§ **THE TASK**
Each line of the data that includes the string "date" is to be copied out.

[Recorded data]
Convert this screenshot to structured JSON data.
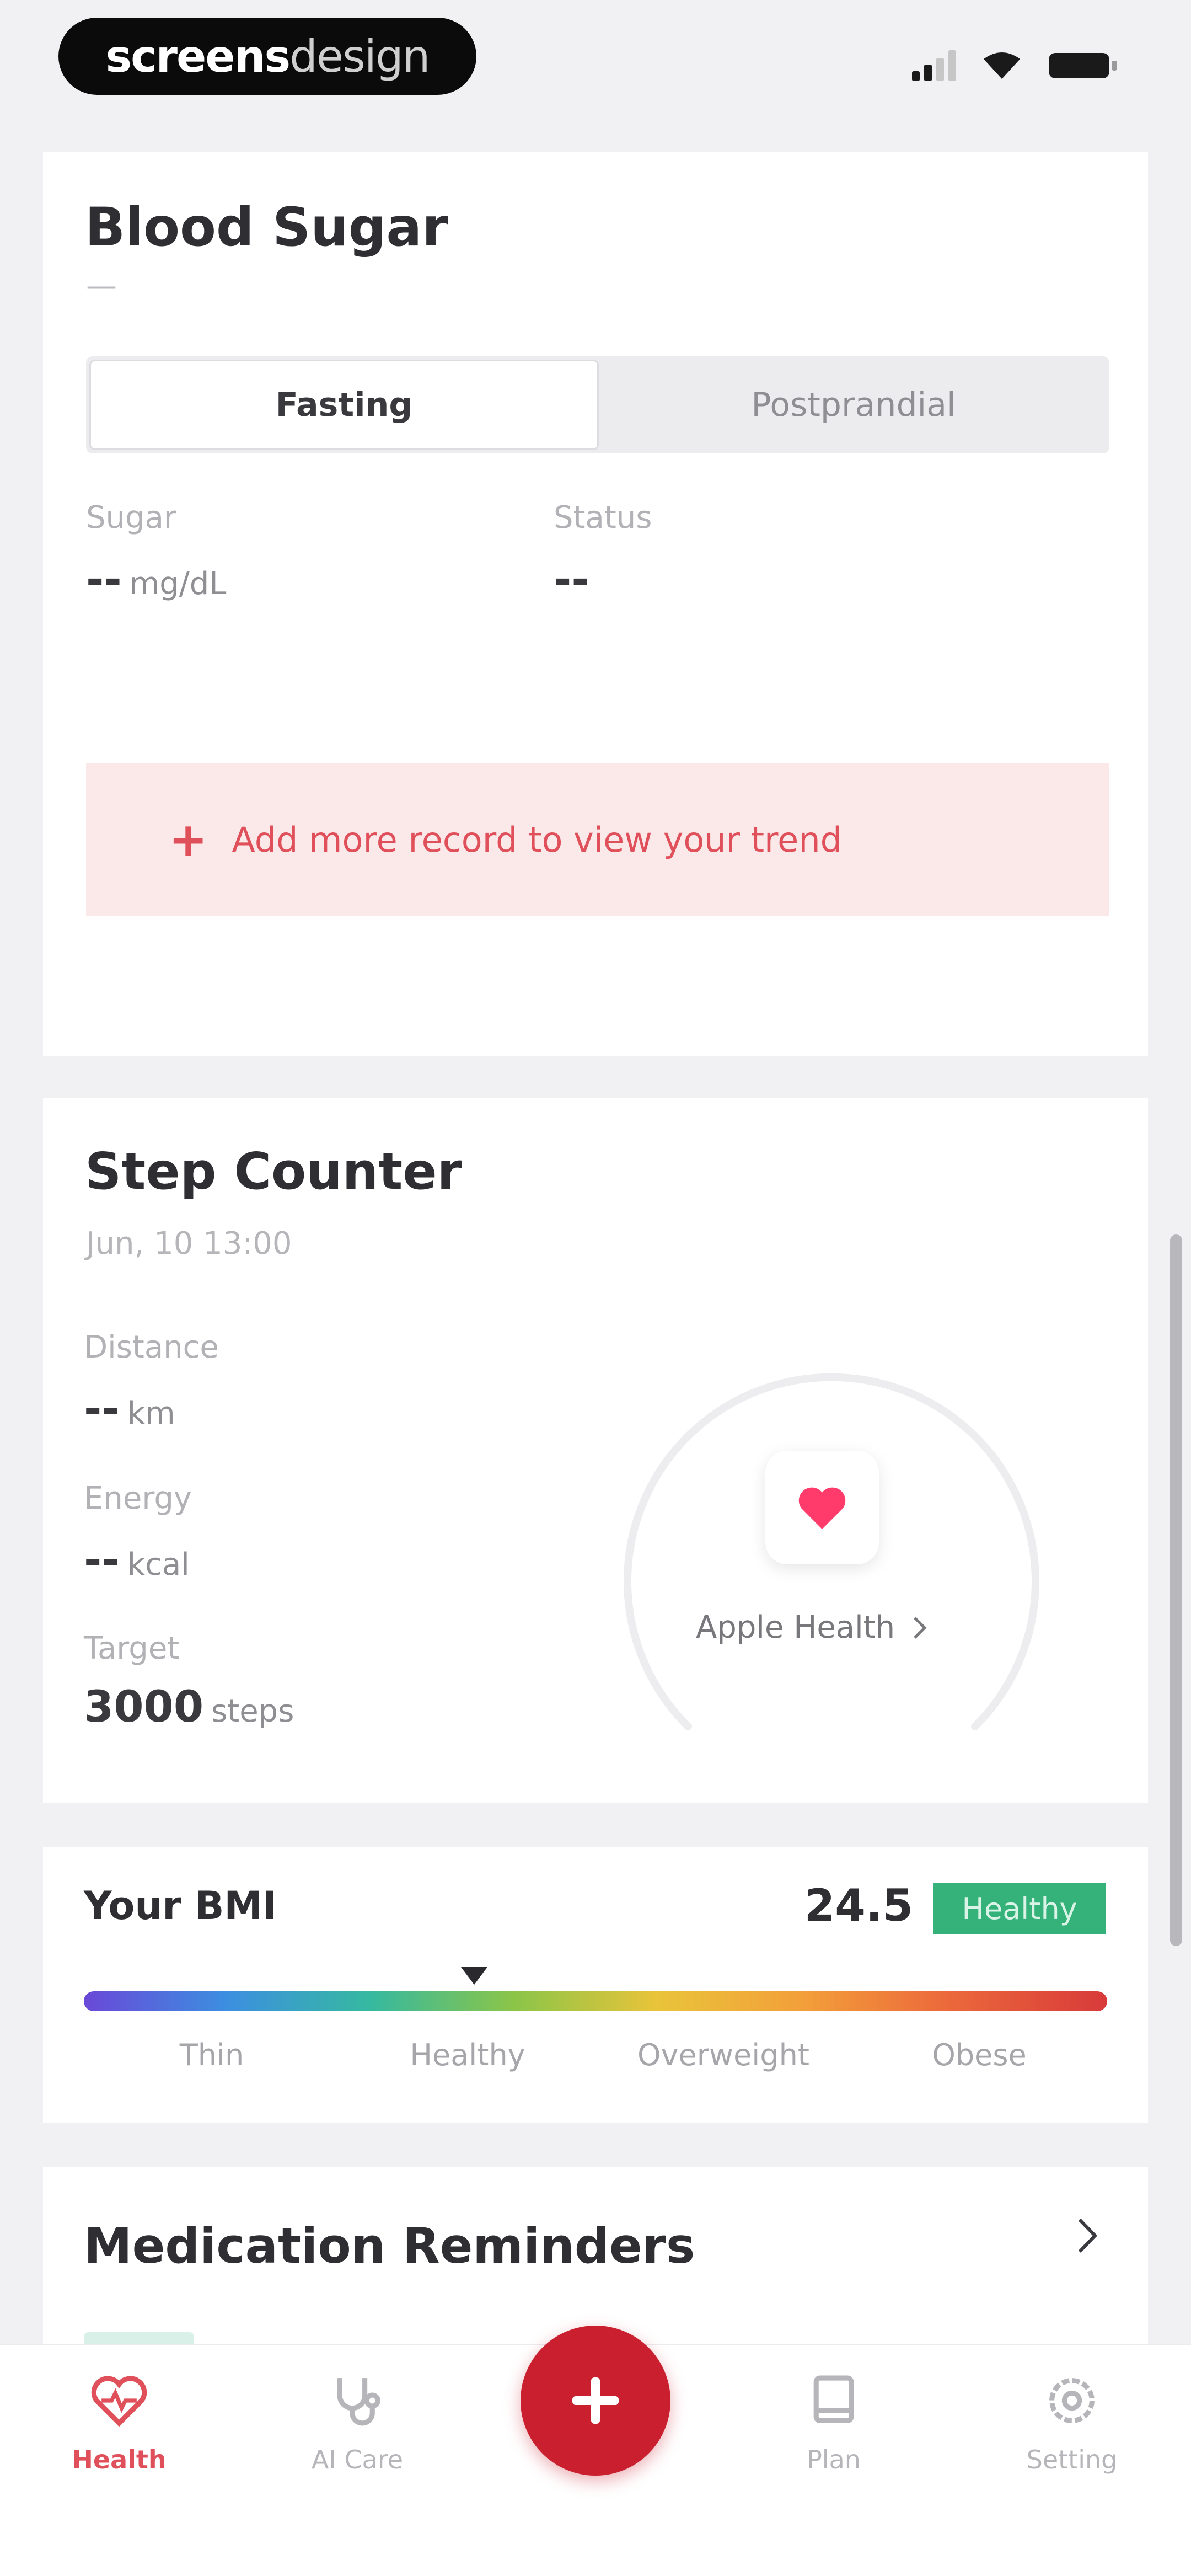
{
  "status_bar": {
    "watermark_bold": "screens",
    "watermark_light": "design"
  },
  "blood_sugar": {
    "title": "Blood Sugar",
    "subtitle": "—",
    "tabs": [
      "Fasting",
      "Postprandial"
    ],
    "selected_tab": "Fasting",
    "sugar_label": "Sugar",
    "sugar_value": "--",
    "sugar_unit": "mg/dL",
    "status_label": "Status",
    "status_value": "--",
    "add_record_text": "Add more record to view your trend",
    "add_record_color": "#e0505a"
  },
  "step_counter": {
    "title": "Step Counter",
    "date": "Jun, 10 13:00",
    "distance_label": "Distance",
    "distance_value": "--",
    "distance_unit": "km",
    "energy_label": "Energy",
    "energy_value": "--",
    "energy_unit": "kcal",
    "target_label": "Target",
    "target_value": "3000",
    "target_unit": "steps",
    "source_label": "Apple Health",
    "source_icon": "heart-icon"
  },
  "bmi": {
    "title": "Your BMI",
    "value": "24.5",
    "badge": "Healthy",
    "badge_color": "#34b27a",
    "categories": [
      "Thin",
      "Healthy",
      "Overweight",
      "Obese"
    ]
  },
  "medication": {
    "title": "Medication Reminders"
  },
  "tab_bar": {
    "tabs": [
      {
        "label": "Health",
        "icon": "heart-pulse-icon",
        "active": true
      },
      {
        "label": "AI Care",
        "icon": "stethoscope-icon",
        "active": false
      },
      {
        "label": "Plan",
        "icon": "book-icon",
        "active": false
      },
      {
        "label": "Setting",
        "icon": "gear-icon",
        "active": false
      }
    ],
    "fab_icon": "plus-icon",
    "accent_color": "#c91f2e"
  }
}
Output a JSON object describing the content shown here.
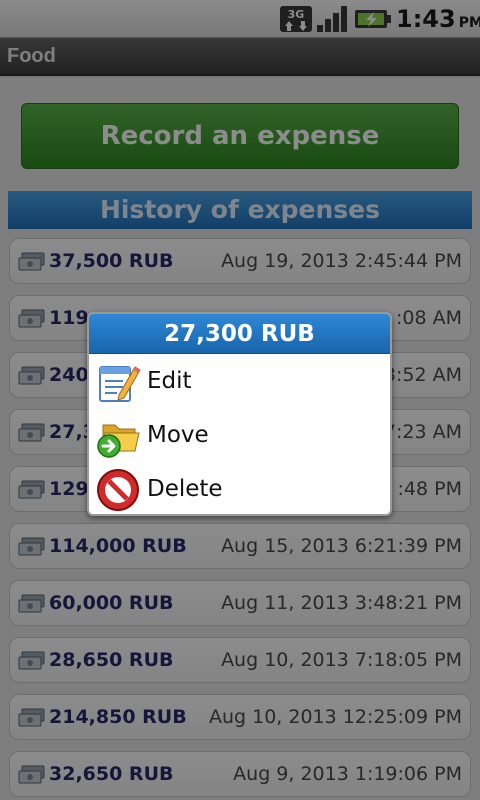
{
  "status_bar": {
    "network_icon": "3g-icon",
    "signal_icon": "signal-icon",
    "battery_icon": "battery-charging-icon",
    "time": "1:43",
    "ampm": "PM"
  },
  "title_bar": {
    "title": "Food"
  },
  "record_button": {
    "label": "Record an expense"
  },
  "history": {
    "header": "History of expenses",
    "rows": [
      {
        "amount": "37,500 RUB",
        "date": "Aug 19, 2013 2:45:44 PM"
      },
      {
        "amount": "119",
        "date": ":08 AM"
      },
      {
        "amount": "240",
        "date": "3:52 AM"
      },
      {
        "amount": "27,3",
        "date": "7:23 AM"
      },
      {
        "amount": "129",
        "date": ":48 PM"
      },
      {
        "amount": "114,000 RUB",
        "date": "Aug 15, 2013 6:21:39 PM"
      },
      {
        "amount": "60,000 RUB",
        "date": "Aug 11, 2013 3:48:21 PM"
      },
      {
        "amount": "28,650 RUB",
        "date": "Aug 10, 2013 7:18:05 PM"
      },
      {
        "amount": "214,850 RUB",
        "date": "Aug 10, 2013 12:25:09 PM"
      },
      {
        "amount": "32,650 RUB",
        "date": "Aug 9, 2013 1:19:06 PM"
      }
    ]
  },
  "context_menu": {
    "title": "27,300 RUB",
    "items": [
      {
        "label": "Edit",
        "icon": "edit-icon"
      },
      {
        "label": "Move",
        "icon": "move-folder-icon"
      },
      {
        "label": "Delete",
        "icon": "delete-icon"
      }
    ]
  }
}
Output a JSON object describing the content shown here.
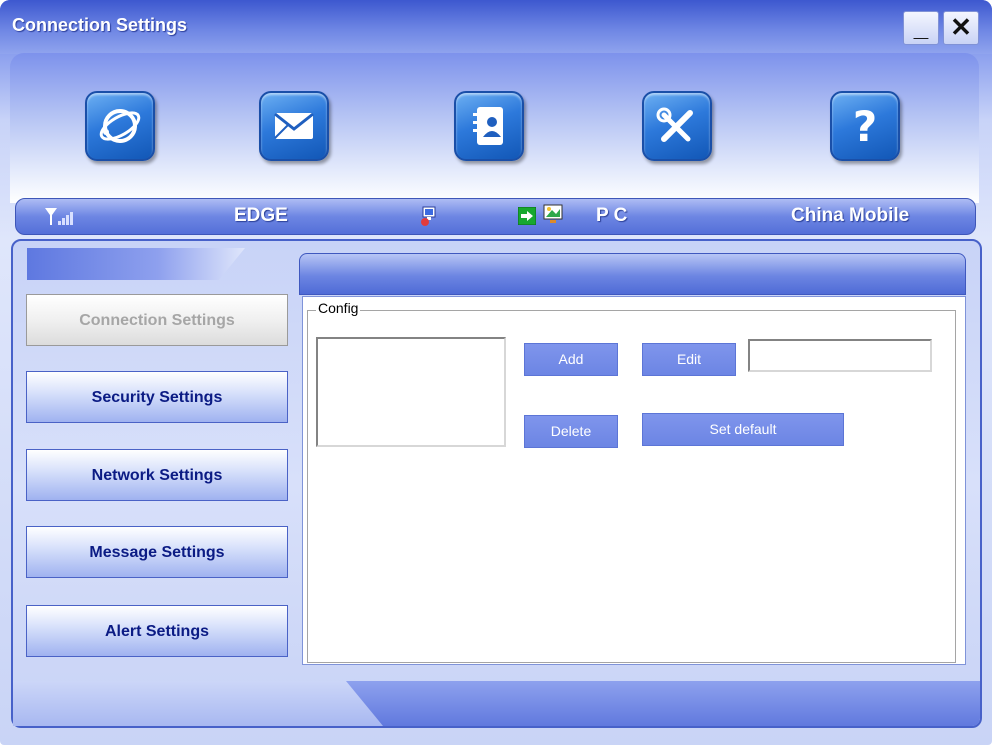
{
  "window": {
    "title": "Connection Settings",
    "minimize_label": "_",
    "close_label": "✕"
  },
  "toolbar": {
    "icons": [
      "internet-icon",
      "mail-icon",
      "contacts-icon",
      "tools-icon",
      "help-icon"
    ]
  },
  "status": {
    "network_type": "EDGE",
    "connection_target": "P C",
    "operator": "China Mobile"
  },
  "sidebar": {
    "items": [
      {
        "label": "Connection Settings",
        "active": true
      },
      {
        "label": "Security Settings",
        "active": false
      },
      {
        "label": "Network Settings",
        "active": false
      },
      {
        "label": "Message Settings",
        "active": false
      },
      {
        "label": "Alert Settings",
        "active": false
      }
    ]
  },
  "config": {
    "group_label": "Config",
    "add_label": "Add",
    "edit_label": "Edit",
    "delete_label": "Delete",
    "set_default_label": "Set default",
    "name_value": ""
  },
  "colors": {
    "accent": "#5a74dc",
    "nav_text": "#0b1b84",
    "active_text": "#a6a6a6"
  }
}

§ **RESULT OF THE EXERCISE**
    "date": "Jun, 10 13:00",
        "date": "Aug 19, 2013 2:45:44 PM"
        "date": ":08 AM"
        "date": "3:52 AM"
        "date": "7:23 AM"
        "date": ":48 PM"
        "date": "Aug 15, 2013 6:21:39 PM"
        "date": "Aug 11, 2013 3:48:21 PM"
        "date": "Aug 10, 2013 7:18:05 PM"
        "date": "Aug 10, 2013 12:25:09 PM"
        "date": "Aug 9, 2013 1:19:06 PM"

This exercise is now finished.